Where does the word "this" show up in the data? Please find each such line and copy it.

Saved data entries:
<<<<
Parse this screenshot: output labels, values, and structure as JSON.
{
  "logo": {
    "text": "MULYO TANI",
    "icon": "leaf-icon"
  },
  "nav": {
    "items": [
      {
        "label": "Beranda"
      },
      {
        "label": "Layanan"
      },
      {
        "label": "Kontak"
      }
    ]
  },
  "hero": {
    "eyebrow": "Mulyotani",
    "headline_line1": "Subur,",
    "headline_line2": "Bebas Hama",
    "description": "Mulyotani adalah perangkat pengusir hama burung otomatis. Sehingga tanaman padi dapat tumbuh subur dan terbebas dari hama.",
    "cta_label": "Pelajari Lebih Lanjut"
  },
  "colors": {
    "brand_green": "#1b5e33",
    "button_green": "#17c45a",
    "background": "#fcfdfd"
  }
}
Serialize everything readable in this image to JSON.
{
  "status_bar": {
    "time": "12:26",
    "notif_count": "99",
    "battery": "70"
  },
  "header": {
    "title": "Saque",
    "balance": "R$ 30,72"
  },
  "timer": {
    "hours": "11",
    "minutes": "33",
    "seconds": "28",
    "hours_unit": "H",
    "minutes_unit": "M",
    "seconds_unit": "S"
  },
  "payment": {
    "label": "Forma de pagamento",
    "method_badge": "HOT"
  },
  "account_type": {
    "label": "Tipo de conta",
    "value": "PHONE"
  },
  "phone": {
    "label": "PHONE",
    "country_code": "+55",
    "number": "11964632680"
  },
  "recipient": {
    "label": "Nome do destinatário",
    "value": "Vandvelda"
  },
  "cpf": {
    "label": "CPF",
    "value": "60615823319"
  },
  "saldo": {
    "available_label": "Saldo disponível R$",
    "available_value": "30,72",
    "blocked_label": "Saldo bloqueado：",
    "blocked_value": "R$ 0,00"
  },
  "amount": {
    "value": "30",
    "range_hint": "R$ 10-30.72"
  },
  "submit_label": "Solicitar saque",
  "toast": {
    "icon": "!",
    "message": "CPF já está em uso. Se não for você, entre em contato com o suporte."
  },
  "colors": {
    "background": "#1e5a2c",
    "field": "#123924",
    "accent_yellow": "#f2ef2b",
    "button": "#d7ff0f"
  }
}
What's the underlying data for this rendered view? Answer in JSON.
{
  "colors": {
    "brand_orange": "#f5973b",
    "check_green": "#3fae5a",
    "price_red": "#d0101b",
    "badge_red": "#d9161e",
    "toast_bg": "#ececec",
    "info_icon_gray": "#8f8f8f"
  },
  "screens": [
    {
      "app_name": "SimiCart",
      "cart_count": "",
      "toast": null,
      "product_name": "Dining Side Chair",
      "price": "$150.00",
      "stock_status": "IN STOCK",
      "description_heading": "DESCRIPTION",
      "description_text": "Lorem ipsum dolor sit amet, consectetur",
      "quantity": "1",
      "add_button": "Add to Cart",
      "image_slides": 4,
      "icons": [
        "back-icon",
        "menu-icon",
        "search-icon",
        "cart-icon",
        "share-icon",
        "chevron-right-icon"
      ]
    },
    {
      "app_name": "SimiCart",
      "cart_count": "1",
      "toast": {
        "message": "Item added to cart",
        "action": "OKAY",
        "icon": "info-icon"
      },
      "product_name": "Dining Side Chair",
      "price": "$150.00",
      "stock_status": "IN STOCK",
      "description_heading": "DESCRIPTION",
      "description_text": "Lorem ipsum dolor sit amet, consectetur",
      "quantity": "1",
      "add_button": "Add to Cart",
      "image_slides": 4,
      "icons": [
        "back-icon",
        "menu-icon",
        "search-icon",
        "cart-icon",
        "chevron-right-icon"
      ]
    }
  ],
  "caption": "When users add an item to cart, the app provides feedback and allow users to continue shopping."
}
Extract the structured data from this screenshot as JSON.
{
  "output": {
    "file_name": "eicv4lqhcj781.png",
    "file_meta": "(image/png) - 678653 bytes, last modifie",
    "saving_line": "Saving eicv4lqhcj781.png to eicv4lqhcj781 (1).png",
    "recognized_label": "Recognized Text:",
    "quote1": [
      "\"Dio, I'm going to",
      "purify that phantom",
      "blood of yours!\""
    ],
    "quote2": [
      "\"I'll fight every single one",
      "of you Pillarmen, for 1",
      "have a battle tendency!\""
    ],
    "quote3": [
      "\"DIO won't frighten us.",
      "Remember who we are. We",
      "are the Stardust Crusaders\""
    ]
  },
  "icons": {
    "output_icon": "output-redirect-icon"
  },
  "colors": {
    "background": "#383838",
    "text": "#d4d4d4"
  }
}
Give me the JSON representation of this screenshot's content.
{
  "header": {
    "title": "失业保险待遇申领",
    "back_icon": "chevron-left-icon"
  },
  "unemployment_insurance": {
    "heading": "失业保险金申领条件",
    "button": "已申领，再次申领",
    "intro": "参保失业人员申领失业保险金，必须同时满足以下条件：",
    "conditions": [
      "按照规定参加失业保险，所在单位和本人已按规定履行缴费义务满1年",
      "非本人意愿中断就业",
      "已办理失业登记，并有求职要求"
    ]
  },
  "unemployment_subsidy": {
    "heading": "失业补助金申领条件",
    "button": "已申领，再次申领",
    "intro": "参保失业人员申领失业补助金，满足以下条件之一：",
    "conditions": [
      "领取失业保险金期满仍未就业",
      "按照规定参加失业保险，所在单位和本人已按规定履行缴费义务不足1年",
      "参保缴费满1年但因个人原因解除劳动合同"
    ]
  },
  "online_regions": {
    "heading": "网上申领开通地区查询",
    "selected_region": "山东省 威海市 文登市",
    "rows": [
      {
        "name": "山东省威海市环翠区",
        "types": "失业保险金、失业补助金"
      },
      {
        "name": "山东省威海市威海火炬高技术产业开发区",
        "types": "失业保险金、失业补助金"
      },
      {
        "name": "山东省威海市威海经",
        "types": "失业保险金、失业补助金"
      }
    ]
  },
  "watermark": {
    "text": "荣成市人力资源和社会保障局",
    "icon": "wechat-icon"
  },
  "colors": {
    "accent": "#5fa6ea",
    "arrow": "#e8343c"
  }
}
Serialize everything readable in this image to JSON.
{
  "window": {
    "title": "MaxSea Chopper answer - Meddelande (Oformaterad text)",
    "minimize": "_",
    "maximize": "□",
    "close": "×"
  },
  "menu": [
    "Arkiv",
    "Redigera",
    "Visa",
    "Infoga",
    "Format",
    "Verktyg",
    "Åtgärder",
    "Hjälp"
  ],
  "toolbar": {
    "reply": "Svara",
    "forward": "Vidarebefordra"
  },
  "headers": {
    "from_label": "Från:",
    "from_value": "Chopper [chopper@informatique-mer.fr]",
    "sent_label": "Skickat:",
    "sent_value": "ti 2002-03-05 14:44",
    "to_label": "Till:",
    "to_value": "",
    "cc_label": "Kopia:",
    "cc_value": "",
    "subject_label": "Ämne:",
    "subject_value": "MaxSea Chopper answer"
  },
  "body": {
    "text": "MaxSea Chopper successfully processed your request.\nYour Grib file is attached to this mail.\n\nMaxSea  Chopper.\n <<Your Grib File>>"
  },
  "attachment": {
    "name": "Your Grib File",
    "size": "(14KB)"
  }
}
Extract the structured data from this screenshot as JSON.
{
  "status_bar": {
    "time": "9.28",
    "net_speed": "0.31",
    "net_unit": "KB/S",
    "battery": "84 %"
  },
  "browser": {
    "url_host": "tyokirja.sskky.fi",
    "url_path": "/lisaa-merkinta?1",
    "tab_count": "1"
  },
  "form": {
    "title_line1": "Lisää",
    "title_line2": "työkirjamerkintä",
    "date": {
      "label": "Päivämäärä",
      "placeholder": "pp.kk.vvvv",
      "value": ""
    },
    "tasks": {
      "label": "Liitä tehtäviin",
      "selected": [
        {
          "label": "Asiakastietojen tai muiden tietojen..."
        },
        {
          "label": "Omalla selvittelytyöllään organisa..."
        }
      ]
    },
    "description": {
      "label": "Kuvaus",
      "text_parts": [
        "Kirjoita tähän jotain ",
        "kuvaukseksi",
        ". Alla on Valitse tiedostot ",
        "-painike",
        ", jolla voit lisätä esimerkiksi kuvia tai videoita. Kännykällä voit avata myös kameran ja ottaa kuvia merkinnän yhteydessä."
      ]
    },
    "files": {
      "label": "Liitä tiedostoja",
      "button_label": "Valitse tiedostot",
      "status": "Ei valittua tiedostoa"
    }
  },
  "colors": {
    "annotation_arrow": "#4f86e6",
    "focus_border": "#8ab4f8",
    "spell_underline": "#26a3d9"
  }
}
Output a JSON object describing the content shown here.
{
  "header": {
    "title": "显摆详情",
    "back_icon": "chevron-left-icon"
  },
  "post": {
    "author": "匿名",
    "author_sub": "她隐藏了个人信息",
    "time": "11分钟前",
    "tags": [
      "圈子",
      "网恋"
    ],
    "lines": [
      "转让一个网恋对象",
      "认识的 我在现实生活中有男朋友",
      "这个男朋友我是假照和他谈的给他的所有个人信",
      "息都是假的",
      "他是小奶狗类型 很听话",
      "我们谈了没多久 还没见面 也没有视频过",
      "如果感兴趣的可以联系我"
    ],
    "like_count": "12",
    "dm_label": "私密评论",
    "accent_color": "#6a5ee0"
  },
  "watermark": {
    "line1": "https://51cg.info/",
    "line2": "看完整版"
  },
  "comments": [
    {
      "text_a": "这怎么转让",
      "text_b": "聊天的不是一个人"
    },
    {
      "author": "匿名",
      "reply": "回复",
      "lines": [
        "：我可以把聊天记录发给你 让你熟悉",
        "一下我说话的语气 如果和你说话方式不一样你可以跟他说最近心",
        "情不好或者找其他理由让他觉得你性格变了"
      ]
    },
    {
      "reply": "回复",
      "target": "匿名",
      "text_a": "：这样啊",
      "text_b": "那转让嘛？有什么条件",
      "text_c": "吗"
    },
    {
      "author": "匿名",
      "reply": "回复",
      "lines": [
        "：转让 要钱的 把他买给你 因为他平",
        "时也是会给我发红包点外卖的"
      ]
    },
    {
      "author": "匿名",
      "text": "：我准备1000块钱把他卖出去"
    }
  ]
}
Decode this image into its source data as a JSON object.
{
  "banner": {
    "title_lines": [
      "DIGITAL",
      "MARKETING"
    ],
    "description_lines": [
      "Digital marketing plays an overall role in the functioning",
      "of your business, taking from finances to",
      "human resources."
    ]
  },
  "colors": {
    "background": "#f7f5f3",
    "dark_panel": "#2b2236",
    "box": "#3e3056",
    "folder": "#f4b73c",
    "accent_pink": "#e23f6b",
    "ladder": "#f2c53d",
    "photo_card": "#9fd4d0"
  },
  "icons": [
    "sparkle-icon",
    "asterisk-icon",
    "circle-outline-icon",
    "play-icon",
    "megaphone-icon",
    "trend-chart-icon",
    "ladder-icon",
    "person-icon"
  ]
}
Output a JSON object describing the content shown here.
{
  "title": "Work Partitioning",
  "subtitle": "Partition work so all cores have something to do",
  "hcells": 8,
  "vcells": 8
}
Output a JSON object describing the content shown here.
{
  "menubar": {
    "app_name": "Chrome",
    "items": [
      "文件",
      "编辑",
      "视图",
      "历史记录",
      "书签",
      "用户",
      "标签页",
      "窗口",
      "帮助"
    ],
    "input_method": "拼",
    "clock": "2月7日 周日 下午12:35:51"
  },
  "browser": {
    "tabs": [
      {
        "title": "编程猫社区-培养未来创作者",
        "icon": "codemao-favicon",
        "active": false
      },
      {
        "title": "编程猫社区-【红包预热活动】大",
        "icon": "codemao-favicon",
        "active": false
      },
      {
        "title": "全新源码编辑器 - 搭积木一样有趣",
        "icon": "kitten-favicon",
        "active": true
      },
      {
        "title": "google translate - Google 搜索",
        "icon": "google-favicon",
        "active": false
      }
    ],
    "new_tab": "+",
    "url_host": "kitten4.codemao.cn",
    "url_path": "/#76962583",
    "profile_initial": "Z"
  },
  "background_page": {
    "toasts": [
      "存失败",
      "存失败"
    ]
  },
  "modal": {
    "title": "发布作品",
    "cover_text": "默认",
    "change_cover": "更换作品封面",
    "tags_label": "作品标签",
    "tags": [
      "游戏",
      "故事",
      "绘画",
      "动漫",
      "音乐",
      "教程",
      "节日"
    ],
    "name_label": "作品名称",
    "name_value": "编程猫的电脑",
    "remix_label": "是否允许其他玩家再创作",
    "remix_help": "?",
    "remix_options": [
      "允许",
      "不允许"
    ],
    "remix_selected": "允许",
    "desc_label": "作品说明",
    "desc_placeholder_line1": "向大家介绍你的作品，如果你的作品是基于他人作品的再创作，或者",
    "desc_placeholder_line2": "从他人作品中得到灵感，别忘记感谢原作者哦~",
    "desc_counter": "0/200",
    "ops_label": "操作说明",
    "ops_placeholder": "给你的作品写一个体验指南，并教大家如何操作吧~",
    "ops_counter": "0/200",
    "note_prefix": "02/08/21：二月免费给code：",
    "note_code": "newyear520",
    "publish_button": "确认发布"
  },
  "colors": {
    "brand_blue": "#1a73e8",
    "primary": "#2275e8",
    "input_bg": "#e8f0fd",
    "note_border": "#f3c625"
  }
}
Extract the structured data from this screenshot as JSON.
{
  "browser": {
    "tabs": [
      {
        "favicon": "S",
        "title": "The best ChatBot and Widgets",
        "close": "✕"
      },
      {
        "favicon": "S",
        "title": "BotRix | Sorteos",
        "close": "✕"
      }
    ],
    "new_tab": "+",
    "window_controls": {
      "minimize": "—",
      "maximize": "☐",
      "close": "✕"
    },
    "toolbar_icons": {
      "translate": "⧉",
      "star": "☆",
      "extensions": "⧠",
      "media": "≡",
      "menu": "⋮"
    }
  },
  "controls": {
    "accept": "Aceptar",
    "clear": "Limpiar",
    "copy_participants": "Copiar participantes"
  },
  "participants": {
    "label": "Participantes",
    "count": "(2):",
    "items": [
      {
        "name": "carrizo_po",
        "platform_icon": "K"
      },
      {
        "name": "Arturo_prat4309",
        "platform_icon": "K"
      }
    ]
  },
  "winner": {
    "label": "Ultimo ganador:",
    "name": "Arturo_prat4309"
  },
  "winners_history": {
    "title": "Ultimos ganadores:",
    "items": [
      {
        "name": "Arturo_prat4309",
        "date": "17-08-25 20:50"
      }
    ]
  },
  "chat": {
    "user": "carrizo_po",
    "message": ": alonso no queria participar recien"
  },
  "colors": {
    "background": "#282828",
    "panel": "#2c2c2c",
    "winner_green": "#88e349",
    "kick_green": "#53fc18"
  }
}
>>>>
-- Response below --
Parse this screenshot: output labels, values, and structure as JSON.
Serialize everything readable in this image to JSON.
What's the underlying data for this rendered view? Answer in JSON.
Extract the structured data from this screenshot as JSON.
Give me the JSON representation of this screenshot's content.
Serialize everything readable in this image to JSON.
    "text": "MaxSea Chopper successfully processed your request.\nYour Grib file is attached to this mail.\n\nMaxSea  Chopper.\n <<Your Grib File>>"
Extract the structured data from this screenshot as JSON.
Decode this image into its source data as a JSON object.
Extract the structured data from this screenshot as JSON.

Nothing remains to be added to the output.